Junior LDP members examine potential standard-bearers

The Yomiuri Shimbun
House of Representatives member Tatsuo Fukuda, right, welcomes Fumio Kishida, former LDP Policy Council chairperson, left, to the venue for an opinion exchange meeting in the LDP headquarters building on Tuesday.

There is a room called the Liberty Club on the eighth floor of the Liberal Democratic Party’s headquarters building. About 45 years ago, then Prime Minister Takeo Fukuda, in an effort to eliminate factionalism, converted the conference room into a space for casual gatherings of party lawmakers.
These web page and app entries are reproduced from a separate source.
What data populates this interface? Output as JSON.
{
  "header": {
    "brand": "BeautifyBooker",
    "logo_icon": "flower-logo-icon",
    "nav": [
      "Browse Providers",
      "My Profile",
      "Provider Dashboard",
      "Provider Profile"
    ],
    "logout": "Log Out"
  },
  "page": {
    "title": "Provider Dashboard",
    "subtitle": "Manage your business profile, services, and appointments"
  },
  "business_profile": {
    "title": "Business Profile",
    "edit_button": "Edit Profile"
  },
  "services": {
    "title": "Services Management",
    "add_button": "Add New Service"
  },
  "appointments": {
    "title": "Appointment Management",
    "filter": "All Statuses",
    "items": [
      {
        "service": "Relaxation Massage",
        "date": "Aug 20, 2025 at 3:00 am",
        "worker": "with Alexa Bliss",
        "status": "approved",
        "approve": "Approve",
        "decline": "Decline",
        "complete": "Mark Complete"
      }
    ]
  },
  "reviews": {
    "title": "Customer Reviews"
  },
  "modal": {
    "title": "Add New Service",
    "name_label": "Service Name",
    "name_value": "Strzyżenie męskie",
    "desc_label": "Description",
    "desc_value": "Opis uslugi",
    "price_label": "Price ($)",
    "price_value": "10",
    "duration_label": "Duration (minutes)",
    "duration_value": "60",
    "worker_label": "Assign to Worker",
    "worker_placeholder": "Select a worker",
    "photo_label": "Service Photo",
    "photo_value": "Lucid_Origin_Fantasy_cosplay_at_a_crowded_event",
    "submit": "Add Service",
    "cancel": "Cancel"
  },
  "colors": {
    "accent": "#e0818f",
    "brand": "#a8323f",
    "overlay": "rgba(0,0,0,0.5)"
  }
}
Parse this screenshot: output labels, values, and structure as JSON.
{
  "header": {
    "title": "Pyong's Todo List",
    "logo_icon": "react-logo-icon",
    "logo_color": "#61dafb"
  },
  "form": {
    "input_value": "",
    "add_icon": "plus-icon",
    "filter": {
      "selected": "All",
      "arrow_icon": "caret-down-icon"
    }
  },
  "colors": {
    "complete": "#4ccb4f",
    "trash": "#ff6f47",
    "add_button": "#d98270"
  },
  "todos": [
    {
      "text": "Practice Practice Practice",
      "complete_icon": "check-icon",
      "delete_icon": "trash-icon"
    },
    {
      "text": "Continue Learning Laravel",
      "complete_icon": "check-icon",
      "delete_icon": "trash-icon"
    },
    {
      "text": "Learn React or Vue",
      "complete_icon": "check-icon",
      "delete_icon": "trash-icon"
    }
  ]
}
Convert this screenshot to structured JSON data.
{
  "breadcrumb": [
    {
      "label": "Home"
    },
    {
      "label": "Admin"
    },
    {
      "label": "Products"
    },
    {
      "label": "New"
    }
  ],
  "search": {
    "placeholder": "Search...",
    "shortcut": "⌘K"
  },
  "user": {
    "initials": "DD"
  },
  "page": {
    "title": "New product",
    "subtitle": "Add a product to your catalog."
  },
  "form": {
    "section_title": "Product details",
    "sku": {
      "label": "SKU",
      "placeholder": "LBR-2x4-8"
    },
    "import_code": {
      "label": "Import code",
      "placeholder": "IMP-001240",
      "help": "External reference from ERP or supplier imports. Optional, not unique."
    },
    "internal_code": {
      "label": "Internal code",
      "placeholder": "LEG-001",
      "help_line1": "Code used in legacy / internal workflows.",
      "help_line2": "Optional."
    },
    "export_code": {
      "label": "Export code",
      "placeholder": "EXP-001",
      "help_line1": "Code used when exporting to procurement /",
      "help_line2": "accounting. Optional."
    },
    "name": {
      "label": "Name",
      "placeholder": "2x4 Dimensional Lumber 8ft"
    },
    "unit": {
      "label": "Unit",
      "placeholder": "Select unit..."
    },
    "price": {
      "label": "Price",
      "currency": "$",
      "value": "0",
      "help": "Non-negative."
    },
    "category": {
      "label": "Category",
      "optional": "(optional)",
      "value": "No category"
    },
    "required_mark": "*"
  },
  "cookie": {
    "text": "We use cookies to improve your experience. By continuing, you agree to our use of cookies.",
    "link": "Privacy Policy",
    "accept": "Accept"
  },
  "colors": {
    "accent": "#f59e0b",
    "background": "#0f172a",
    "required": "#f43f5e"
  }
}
On Tuesday afternoon, the four candidates running in the LDP presidential election appeared at the Liberty Club and presented their personal opinions about party reforms. Each candidate spoke for 35 minutes. The meeting was organized by Tofu Isshin no Kai, a suprafactional group of junior LDP lawmakers aiming to drastically change the party’s culture.

Tatsuo Fukuda, a House of Representatives member, is the group’s representative. He is a grandson of Takeo Fukuda, and he belongs to a party faction led by Hiroyuki Hosoda.

About 90 LDP lawmakers who have been elected to the lower house one to three times participate in the group.

The group was established on Sept. 10 with the aim of having the party presidential election become less dominated by factions and making it more open to the public.

Members of the group expressed their discontent directly to the candidates. One said, “The public’s trust in the LDP has been shaken,” and another said, “It’s hard to reflect the party’s opinions in the compilation of policies.”

At one point, Taro Kono, minister in charge of administrative and regulatory reforms, gave a mea culpa, saying, “My explanations were insufficient over measures to cope with the novel coronavirus.”

It was very rare for candidates in a party leadership race to attend such a meeting at the request of junior party members. Because many of the junior members in the group have weak political footholds, it seems that they wanted to evaluate the candidates over who would be a good standard-bearer for the next lower house election.

After the meeting, Fukuda told reporters: “The scenes were watched not only by party members but also by members of the public. It was a half step forward [toward party reforms].”

However, factions have already begun pressuring members of the group to toe the faction line on various matters. The junior LDP members will be tested on whether they are able to carry through with their initial intentions.